RTVF's screenwriting program is one of the most successful in California, and student writing is the bedrock of film production at SJSU. Numerous feature films based on scripts written in our classes have been completed, and our students regularly dominate the annual CSU Media Arts Festival feature-length screenwriting competition, as well as frequently placing highly in the Broadcast Education Association's annual national student feature screenwriting competition. Our classes emphasize time-tested principles and full-length writing, the principle being that students who can write full-length work can easily write something shorter. The basic screenwriting class, RTVF 160, uses the principles and methods of the course reader written by Professor Scott Sublett, which divides the creation of a screenplay into small, incremental steps that are ordered in such a way as not to overwhelm the novice writer.

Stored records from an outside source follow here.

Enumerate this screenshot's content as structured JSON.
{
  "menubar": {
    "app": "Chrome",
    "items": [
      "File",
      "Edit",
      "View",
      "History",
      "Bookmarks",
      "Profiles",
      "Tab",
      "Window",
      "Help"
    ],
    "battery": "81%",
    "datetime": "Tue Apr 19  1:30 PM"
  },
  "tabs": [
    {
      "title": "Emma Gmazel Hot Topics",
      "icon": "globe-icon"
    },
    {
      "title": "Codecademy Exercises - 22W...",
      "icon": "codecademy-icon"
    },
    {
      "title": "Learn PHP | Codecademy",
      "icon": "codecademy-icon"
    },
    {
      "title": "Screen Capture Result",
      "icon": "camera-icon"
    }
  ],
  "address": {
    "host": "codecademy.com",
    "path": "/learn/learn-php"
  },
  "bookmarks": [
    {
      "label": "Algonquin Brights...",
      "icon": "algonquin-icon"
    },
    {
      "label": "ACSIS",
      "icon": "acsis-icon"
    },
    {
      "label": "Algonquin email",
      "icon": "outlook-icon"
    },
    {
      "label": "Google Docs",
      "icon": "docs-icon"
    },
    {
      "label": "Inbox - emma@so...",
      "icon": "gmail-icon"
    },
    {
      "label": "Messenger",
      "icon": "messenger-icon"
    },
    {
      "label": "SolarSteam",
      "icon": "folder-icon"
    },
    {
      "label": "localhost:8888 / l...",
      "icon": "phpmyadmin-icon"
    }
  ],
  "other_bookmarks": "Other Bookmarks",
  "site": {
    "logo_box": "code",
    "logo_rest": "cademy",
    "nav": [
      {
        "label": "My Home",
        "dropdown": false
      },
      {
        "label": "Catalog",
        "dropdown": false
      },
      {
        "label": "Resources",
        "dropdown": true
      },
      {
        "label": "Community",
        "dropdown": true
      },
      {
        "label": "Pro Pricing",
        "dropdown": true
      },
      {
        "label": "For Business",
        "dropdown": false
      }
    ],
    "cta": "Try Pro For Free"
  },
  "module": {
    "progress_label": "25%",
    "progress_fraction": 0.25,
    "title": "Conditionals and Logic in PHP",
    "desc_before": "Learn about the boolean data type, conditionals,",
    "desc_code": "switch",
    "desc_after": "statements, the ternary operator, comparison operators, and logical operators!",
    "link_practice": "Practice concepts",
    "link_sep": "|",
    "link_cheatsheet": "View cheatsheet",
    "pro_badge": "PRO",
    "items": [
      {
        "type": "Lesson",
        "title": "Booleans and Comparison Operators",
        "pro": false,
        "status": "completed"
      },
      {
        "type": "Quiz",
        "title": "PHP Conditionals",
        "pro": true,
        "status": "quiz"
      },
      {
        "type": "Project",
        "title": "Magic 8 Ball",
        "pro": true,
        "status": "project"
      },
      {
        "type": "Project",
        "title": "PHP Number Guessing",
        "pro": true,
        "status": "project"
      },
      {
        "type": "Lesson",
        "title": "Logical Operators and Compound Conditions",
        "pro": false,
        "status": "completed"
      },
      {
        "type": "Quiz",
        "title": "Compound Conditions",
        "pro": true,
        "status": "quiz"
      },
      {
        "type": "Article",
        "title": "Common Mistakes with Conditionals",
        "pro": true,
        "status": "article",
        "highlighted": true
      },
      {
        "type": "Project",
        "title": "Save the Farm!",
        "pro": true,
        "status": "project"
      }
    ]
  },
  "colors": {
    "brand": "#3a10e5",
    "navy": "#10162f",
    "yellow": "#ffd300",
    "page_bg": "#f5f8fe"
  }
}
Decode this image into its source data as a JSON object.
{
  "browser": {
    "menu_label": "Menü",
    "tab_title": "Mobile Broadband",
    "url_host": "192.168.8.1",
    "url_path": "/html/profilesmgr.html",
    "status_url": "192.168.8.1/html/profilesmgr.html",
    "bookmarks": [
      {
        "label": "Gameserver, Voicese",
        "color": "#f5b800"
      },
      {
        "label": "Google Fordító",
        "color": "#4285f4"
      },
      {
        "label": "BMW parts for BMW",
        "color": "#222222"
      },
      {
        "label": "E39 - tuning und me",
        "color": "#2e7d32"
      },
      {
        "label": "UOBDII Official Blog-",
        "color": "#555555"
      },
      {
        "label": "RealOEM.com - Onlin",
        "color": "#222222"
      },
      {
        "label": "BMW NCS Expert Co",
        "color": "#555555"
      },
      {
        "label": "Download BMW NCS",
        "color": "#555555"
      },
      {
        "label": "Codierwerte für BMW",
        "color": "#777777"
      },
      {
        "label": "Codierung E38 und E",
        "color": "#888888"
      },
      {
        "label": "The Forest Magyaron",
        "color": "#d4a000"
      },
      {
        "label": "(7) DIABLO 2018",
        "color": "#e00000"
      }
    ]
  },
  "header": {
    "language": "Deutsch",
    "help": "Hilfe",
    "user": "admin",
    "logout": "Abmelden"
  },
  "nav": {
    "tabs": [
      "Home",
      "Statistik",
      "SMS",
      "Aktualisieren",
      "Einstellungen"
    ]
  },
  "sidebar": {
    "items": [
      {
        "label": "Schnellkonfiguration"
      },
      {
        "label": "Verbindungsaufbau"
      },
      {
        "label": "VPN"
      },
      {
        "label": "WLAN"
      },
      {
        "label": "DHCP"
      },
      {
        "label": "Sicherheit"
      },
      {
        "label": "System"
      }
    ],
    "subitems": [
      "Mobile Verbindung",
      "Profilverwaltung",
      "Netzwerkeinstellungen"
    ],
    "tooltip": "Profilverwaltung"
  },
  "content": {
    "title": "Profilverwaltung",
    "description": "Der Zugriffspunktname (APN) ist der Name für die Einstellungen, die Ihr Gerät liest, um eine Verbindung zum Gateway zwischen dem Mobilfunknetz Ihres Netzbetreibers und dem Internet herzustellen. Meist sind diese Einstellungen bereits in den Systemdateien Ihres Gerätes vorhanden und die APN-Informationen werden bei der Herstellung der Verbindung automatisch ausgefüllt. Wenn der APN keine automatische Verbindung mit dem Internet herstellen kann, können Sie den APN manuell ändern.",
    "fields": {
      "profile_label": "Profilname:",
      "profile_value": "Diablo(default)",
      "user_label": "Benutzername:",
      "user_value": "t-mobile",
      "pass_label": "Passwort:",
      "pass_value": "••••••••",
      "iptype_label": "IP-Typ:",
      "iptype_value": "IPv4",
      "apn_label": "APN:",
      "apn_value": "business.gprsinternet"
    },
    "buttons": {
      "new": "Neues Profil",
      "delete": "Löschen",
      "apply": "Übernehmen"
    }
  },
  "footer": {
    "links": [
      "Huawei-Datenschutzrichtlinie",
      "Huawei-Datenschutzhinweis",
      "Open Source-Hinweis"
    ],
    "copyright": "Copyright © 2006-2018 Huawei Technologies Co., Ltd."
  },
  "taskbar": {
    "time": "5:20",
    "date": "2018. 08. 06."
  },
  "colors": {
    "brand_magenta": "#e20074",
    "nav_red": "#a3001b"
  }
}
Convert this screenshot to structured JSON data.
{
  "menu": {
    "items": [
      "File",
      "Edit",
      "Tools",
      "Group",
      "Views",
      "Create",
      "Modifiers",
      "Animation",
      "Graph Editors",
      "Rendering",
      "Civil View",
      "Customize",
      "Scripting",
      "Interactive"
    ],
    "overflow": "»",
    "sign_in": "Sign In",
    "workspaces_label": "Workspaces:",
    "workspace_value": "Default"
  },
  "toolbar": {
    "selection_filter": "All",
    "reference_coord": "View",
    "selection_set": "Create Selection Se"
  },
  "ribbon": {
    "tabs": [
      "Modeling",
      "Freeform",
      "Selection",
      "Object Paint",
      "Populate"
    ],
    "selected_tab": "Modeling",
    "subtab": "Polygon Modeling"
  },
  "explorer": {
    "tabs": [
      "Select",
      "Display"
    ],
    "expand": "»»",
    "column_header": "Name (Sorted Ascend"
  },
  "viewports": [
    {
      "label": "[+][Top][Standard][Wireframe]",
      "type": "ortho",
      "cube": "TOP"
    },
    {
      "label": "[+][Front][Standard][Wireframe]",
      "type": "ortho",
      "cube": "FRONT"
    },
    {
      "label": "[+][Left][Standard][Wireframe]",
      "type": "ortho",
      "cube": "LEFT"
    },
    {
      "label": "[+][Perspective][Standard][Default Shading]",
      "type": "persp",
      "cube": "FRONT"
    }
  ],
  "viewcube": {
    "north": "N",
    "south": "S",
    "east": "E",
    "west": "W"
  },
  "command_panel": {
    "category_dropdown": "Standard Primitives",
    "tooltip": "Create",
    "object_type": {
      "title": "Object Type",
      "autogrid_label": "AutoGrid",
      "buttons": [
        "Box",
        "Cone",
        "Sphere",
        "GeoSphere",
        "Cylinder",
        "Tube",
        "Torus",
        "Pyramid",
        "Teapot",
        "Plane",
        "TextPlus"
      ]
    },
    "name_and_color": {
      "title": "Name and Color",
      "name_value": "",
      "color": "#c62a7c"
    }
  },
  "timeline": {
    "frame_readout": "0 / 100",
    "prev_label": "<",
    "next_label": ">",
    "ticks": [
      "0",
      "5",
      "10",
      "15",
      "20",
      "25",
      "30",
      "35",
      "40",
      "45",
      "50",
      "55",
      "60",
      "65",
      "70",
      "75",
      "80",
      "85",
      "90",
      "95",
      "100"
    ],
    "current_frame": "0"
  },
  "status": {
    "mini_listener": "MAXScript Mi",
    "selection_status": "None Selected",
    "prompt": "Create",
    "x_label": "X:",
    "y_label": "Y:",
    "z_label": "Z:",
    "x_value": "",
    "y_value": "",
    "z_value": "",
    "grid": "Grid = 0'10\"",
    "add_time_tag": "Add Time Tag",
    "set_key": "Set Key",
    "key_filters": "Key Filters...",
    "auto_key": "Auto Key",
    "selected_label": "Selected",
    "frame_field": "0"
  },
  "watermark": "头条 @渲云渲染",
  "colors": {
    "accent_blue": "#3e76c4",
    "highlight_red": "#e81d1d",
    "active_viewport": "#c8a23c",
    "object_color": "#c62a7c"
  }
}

The process outlined in the course reader is unique in the way it breaks down the process of planning and writing, and that unique approach is one of the things that makes our RTVF program unique in the nation. Our instruction refuses the myth that writing "can't be taught" and that people are simply "born to write," but rather flows out of a belief that any normal, reasonably intelligent, and properly taught person can write a screenplay. Many students find that RTVF 160 is all the screenwriting instruction they ever need. The advanced screenwriting class, RTVF 161, tailors the classroom experience to the needs of the writer who has already completed RTVF 160. Through a cooperative arrangement with the English Department's MFA Creative Writing Program, graduate students learn screenwriting alongside undergraduates, enriching the experience for both.